EXERCISE DETAILS -
Each entry should be duplicated verbatim; its pictures should not be.

____

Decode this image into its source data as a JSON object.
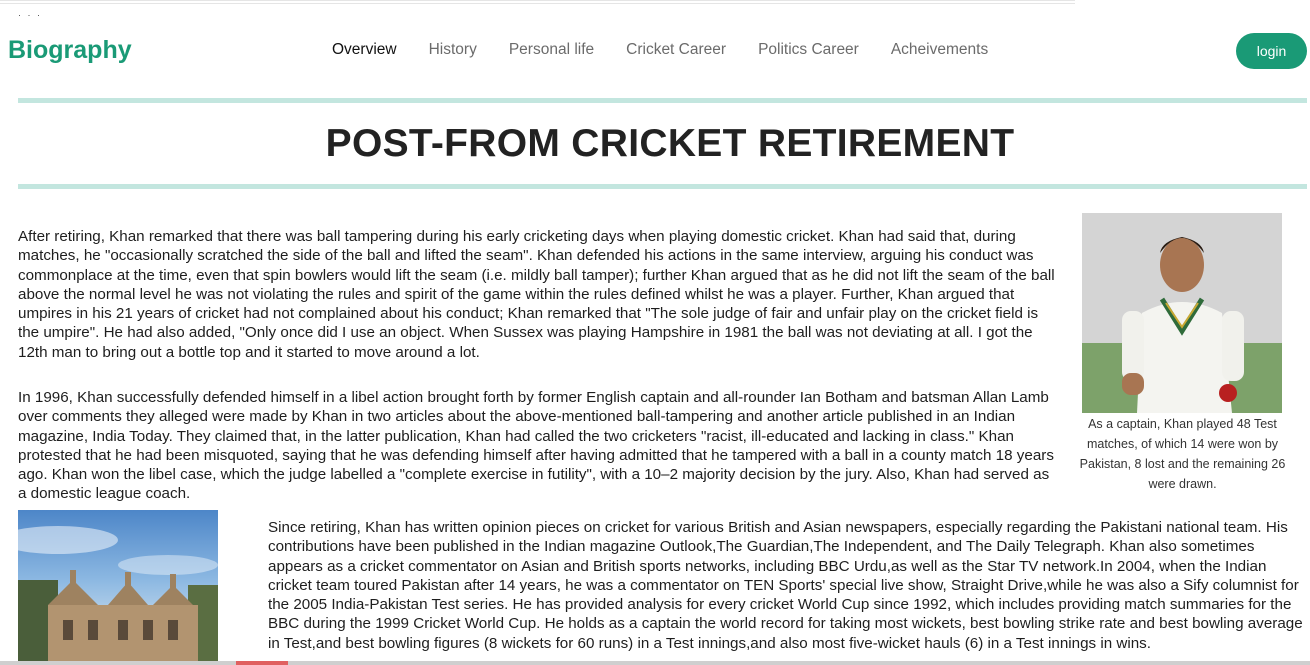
{
  "header": {
    "brand": "Biography",
    "nav": [
      {
        "label": "Overview",
        "active": true
      },
      {
        "label": "History",
        "active": false
      },
      {
        "label": "Personal life",
        "active": false
      },
      {
        "label": "Cricket Career",
        "active": false
      },
      {
        "label": "Politics Career",
        "active": false
      },
      {
        "label": "Acheivements",
        "active": false
      }
    ],
    "login_label": "login"
  },
  "colors": {
    "accent": "#1a9a76",
    "rule": "#c3e6df"
  },
  "main": {
    "title": "POST-FROM CRICKET RETIREMENT",
    "paragraphs": [
      "After retiring, Khan remarked that there was ball tampering during his early cricketing days when playing domestic cricket. Khan had said that, during matches, he \"occasionally scratched the side of the ball and lifted the seam\". Khan defended his actions in the same interview, arguing his conduct was commonplace at the time, even that spin bowlers would lift the seam (i.e. mildly ball tamper); further Khan argued that as he did not lift the seam of the ball above the normal level he was not violating the rules and spirit of the game within the rules defined whilst he was a player. Further, Khan argued that umpires in his 21 years of cricket had not complained about his conduct; Khan remarked that \"The sole judge of fair and unfair play on the cricket field is the umpire\". He had also added, \"Only once did I use an object. When Sussex was playing Hampshire in 1981 the ball was not deviating at all. I got the 12th man to bring out a bottle top and it started to move around a lot.",
      "In 1996, Khan successfully defended himself in a libel action brought forth by former English captain and all-rounder Ian Botham and batsman Allan Lamb over comments they alleged were made by Khan in two articles about the above-mentioned ball-tampering and another article published in an Indian magazine, India Today. They claimed that, in the latter publication, Khan had called the two cricketers \"racist, ill-educated and lacking in class.\" Khan protested that he had been misquoted, saying that he was defending himself after having admitted that he tampered with a ball in a county match 18 years ago. Khan won the libel case, which the judge labelled a \"complete exercise in futility\", with a 10–2 majority decision by the jury. Also, Khan had served as a domestic league coach.",
      "Since retiring, Khan has written opinion pieces on cricket for various British and Asian newspapers, especially regarding the Pakistani national team. His contributions have been published in the Indian magazine Outlook,The Guardian,The Independent, and The Daily Telegraph. Khan also sometimes appears as a cricket commentator on Asian and British sports networks, including BBC Urdu,as well as the Star TV network.In 2004, when the Indian cricket team toured Pakistan after 14 years, he was a commentator on TEN Sports' special live show, Straight Drive,while he was also a Sify columnist for the 2005 India-Pakistan Test series. He has provided analysis for every cricket World Cup since 1992, which includes providing match summaries for the BBC during the 1999 Cricket World Cup. He holds as a captain the world record for taking most wickets, best bowling strike rate and best bowling average in Test,and best bowling figures (8 wickets for 60 runs) in a Test innings,and also most five-wicket hauls (6) in a Test innings in wins."
    ],
    "portrait_caption": "As a captain, Khan played 48 Test matches, of which 14 were won by Pakistan, 8 lost and the remaining 26 were drawn."
  }
}
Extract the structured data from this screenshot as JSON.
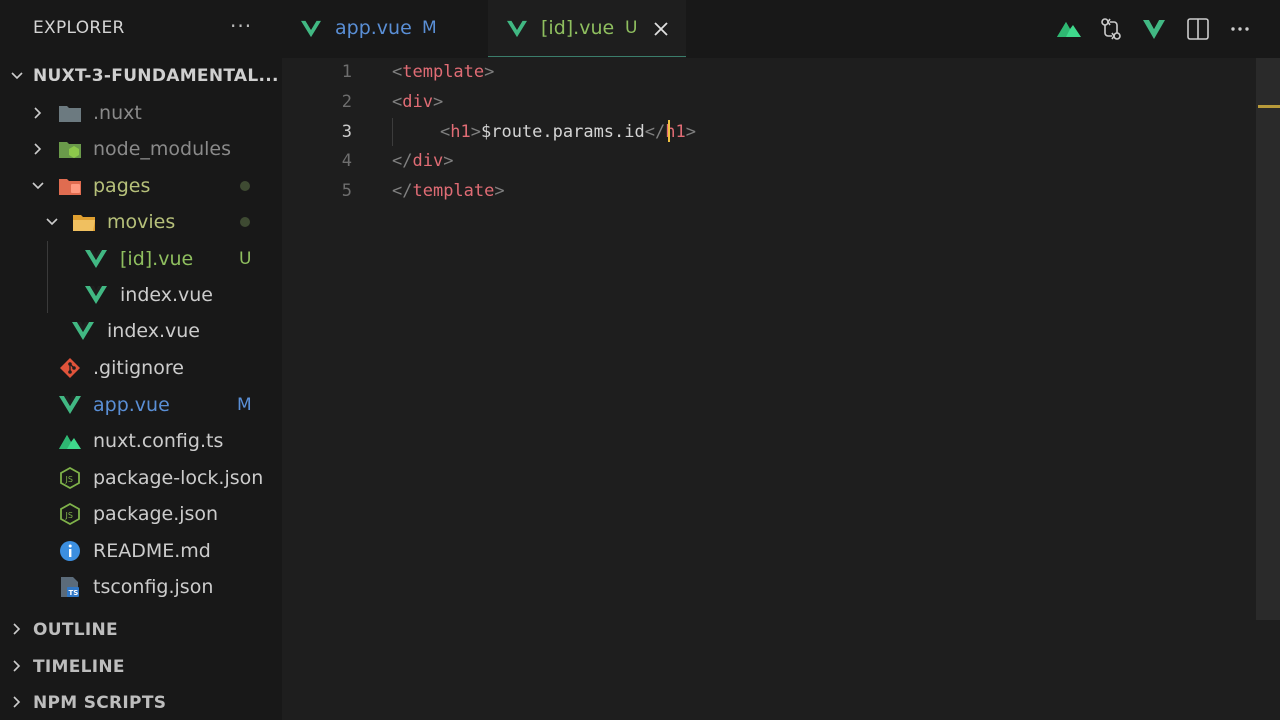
{
  "explorer": {
    "title": "EXPLORER",
    "more": "···",
    "project": "NUXT-3-FUNDAMENTAL...",
    "tree": [
      {
        "name": ".nuxt",
        "color": "#8a8a8a"
      },
      {
        "name": "node_modules",
        "color": "#8a8a8a"
      },
      {
        "name": "pages",
        "color": "#b6c07a"
      },
      {
        "name": "movies",
        "color": "#b6c07a"
      },
      {
        "name": "[id].vue",
        "badge": "U",
        "color": "#8fbf5f"
      },
      {
        "name": "index.vue",
        "color": "#cccccc"
      },
      {
        "name": "index.vue",
        "color": "#cccccc"
      },
      {
        "name": ".gitignore",
        "color": "#cccccc"
      },
      {
        "name": "app.vue",
        "badge": "M",
        "color": "#5a8fd6"
      },
      {
        "name": "nuxt.config.ts",
        "color": "#cccccc"
      },
      {
        "name": "package-lock.json",
        "color": "#cccccc"
      },
      {
        "name": "package.json",
        "color": "#cccccc"
      },
      {
        "name": "README.md",
        "color": "#cccccc"
      },
      {
        "name": "tsconfig.json",
        "color": "#cccccc"
      }
    ],
    "sections": [
      "OUTLINE",
      "TIMELINE",
      "NPM SCRIPTS"
    ]
  },
  "tabs": [
    {
      "label": "app.vue",
      "badge": "M"
    },
    {
      "label": "[id].vue",
      "badge": "U"
    }
  ],
  "editor": {
    "line_numbers": [
      "1",
      "2",
      "3",
      "4",
      "5"
    ],
    "lines": {
      "l1": {
        "open": "<",
        "name": "template",
        "close": ">"
      },
      "l2": {
        "open": "<",
        "name": "div",
        "close": ">"
      },
      "l3": {
        "open": "<",
        "name": "h1",
        "close": ">",
        "text": "$route.params.id",
        "end_open": "</",
        "end_name": "h1",
        "end_close": ">"
      },
      "l4": {
        "open": "</",
        "name": "div",
        "close": ">"
      },
      "l5": {
        "open": "</",
        "name": "template",
        "close": ">"
      }
    }
  },
  "colors": {
    "vue_green": "#41b883",
    "modified": "#5a8fd6",
    "untracked": "#8fbf5f"
  }
}
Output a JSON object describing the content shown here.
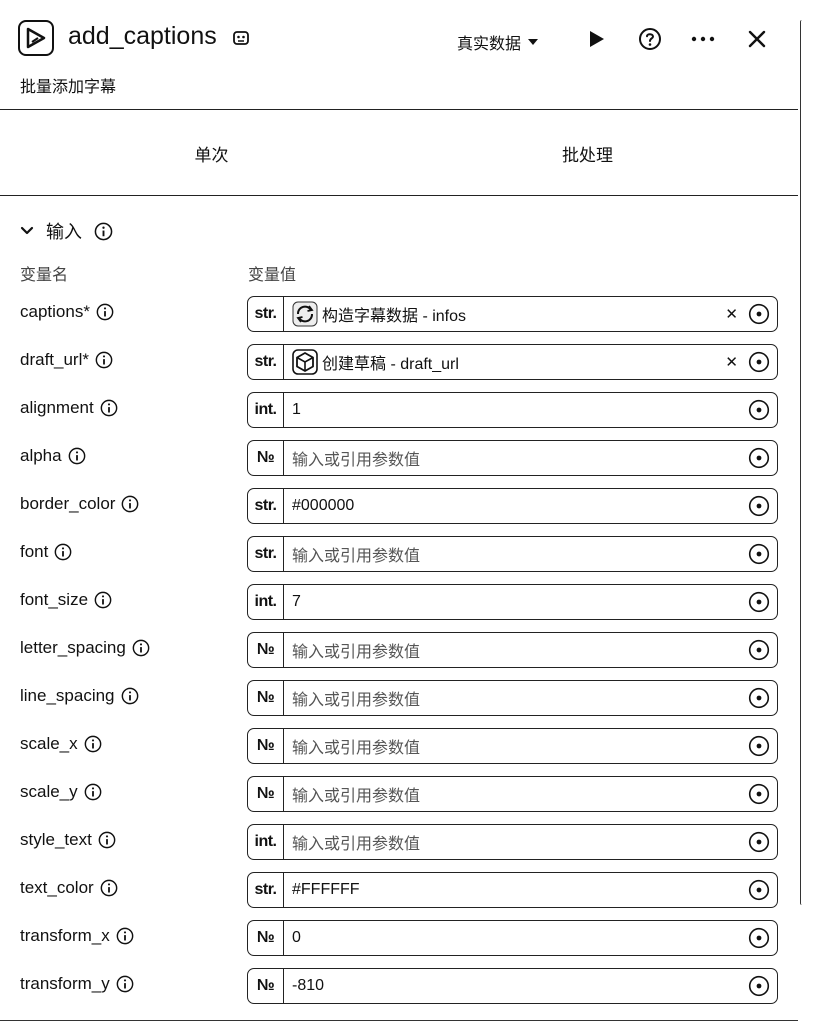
{
  "header": {
    "title": "add_captions",
    "subtitle": "批量添加字幕",
    "data_mode": "真实数据"
  },
  "tabs": [
    {
      "label": "单次"
    },
    {
      "label": "批处理"
    }
  ],
  "section": {
    "title": "输入",
    "col_name": "变量名",
    "col_value": "变量值"
  },
  "params": [
    {
      "name": "captions*",
      "type": "str.",
      "value": "构造字幕数据 - infos",
      "ref": true,
      "ref_icon": "refresh-icon",
      "clearable": true
    },
    {
      "name": "draft_url*",
      "type": "str.",
      "value": "创建草稿 - draft_url",
      "ref": true,
      "ref_icon": "cube-icon",
      "clearable": true
    },
    {
      "name": "alignment",
      "type": "int.",
      "value": "1"
    },
    {
      "name": "alpha",
      "type": "№",
      "placeholder": "输入或引用参数值"
    },
    {
      "name": "border_color",
      "type": "str.",
      "value": "#000000"
    },
    {
      "name": "font",
      "type": "str.",
      "placeholder": "输入或引用参数值"
    },
    {
      "name": "font_size",
      "type": "int.",
      "value": "7"
    },
    {
      "name": "letter_spacing",
      "type": "№",
      "placeholder": "输入或引用参数值"
    },
    {
      "name": "line_spacing",
      "type": "№",
      "placeholder": "输入或引用参数值"
    },
    {
      "name": "scale_x",
      "type": "№",
      "placeholder": "输入或引用参数值"
    },
    {
      "name": "scale_y",
      "type": "№",
      "placeholder": "输入或引用参数值"
    },
    {
      "name": "style_text",
      "type": "int.",
      "placeholder": "输入或引用参数值"
    },
    {
      "name": "text_color",
      "type": "str.",
      "value": "#FFFFFF"
    },
    {
      "name": "transform_x",
      "type": "№",
      "value": "0"
    },
    {
      "name": "transform_y",
      "type": "№",
      "value": "-810"
    }
  ]
}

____

SOLUTION FOR THIS TASK -
Decode this image into its source data as a JSON object.
{
  "header": {
    "brand": "Biography",
    "nav": [
      {
        "label": "Overview",
        "active": true
      },
      {
        "label": "History",
        "active": false
      },
      {
        "label": "Personal life",
        "active": false
      },
      {
        "label": "Cricket Career",
        "active": false
      },
      {
        "label": "Politics Career",
        "active": false
      },
      {
        "label": "Acheivements",
        "active": false
      }
    ],
    "login_label": "login"
  },
  "colors": {
    "accent": "#1a9a76",
    "rule": "#c3e6df"
  },
  "main": {
    "title": "POST-FROM CRICKET RETIREMENT",
    "paragraphs": [
      "After retiring, Khan remarked that there was ball tampering during his early cricketing days when playing domestic cricket. Khan had said that, during matches, he \"occasionally scratched the side of the ball and lifted the seam\". Khan defended his actions in the same interview, arguing his conduct was commonplace at the time, even that spin bowlers would lift the seam (i.e. mildly ball tamper); further Khan argued that as he did not lift the seam of the ball above the normal level he was not violating the rules and spirit of the game within the rules defined whilst he was a player. Further, Khan argued that umpires in his 21 years of cricket had not complained about his conduct; Khan remarked that \"The sole judge of fair and unfair play on the cricket field is the umpire\". He had also added, \"Only once did I use an object. When Sussex was playing Hampshire in 1981 the ball was not deviating at all. I got the 12th man to bring out a bottle top and it started to move around a lot.",
      "In 1996, Khan successfully defended himself in a libel action brought forth by former English captain and all-rounder Ian Botham and batsman Allan Lamb over comments they alleged were made by Khan in two articles about the above-mentioned ball-tampering and another article published in an Indian magazine, India Today. They claimed that, in the latter publication, Khan had called the two cricketers \"racist, ill-educated and lacking in class.\" Khan protested that he had been misquoted, saying that he was defending himself after having admitted that he tampered with a ball in a county match 18 years ago. Khan won the libel case, which the judge labelled a \"complete exercise in futility\", with a 10–2 majority decision by the jury. Also, Khan had served as a domestic league coach.",
      "Since retiring, Khan has written opinion pieces on cricket for various British and Asian newspapers, especially regarding the Pakistani national team. His contributions have been published in the Indian magazine Outlook,The Guardian,The Independent, and The Daily Telegraph. Khan also sometimes appears as a cricket commentator on Asian and British sports networks, including BBC Urdu,as well as the Star TV network.In 2004, when the Indian cricket team toured Pakistan after 14 years, he was a commentator on TEN Sports' special live show, Straight Drive,while he was also a Sify columnist for the 2005 India-Pakistan Test series. He has provided analysis for every cricket World Cup since 1992, which includes providing match summaries for the BBC during the 1999 Cricket World Cup. He holds as a captain the world record for taking most wickets, best bowling strike rate and best bowling average in Test,and best bowling figures (8 wickets for 60 runs) in a Test innings,and also most five-wicket hauls (6) in a Test innings in wins."
    ],
    "portrait_caption": "As a captain, Khan played 48 Test matches, of which 14 were won by Pakistan, 8 lost and the remaining 26 were drawn."
  }
}
Extract the structured data from this screenshot as JSON.
{
  "explorer": {
    "title": "EXPLORER",
    "more": "···",
    "project": "NUXT-3-FUNDAMENTAL...",
    "tree": [
      {
        "name": ".nuxt",
        "color": "#8a8a8a"
      },
      {
        "name": "node_modules",
        "color": "#8a8a8a"
      },
      {
        "name": "pages",
        "color": "#b6c07a"
      },
      {
        "name": "movies",
        "color": "#b6c07a"
      },
      {
        "name": "[id].vue",
        "badge": "U",
        "color": "#8fbf5f"
      },
      {
        "name": "index.vue",
        "color": "#cccccc"
      },
      {
        "name": "index.vue",
        "color": "#cccccc"
      },
      {
        "name": ".gitignore",
        "color": "#cccccc"
      },
      {
        "name": "app.vue",
        "badge": "M",
        "color": "#5a8fd6"
      },
      {
        "name": "nuxt.config.ts",
        "color": "#cccccc"
      },
      {
        "name": "package-lock.json",
        "color": "#cccccc"
      },
      {
        "name": "package.json",
        "color": "#cccccc"
      },
      {
        "name": "README.md",
        "color": "#cccccc"
      },
      {
        "name": "tsconfig.json",
        "color": "#cccccc"
      }
    ],
    "sections": [
      "OUTLINE",
      "TIMELINE",
      "NPM SCRIPTS"
    ]
  },
  "tabs": [
    {
      "label": "app.vue",
      "badge": "M"
    },
    {
      "label": "[id].vue",
      "badge": "U"
    }
  ],
  "editor": {
    "line_numbers": [
      "1",
      "2",
      "3",
      "4",
      "5"
    ],
    "lines": {
      "l1": {
        "open": "<",
        "name": "template",
        "close": ">"
      },
      "l2": {
        "open": "<",
        "name": "div",
        "close": ">"
      },
      "l3": {
        "open": "<",
        "name": "h1",
        "close": ">",
        "text": "$route.params.id",
        "end_open": "</",
        "end_name": "h1",
        "end_close": ">"
      },
      "l4": {
        "open": "</",
        "name": "div",
        "close": ">"
      },
      "l5": {
        "open": "</",
        "name": "template",
        "close": ">"
      }
    }
  },
  "colors": {
    "vue_green": "#41b883",
    "modified": "#5a8fd6",
    "untracked": "#8fbf5f"
  }
}
Output a JSON object describing the content shown here.
{
  "header": {
    "title": "add_captions",
    "subtitle": "批量添加字幕",
    "data_mode": "真实数据"
  },
  "tabs": [
    {
      "label": "单次"
    },
    {
      "label": "批处理"
    }
  ],
  "section": {
    "title": "输入",
    "col_name": "变量名",
    "col_value": "变量值"
  },
  "params": [
    {
      "name": "captions*",
      "type": "str.",
      "value": "构造字幕数据 - infos",
      "ref": true,
      "ref_icon": "refresh-icon",
      "clearable": true
    },
    {
      "name": "draft_url*",
      "type": "str.",
      "value": "创建草稿 - draft_url",
      "ref": true,
      "ref_icon": "cube-icon",
      "clearable": true
    },
    {
      "name": "alignment",
      "type": "int.",
      "value": "1"
    },
    {
      "name": "alpha",
      "type": "№",
      "placeholder": "输入或引用参数值"
    },
    {
      "name": "border_color",
      "type": "str.",
      "value": "#000000"
    },
    {
      "name": "font",
      "type": "str.",
      "placeholder": "输入或引用参数值"
    },
    {
      "name": "font_size",
      "type": "int.",
      "value": "7"
    },
    {
      "name": "letter_spacing",
      "type": "№",
      "placeholder": "输入或引用参数值"
    },
    {
      "name": "line_spacing",
      "type": "№",
      "placeholder": "输入或引用参数值"
    },
    {
      "name": "scale_x",
      "type": "№",
      "placeholder": "输入或引用参数值"
    },
    {
      "name": "scale_y",
      "type": "№",
      "placeholder": "输入或引用参数值"
    },
    {
      "name": "style_text",
      "type": "int.",
      "placeholder": "输入或引用参数值"
    },
    {
      "name": "text_color",
      "type": "str.",
      "value": "#FFFFFF"
    },
    {
      "name": "transform_x",
      "type": "№",
      "value": "0"
    },
    {
      "name": "transform_y",
      "type": "№",
      "value": "-810"
    }
  ]
}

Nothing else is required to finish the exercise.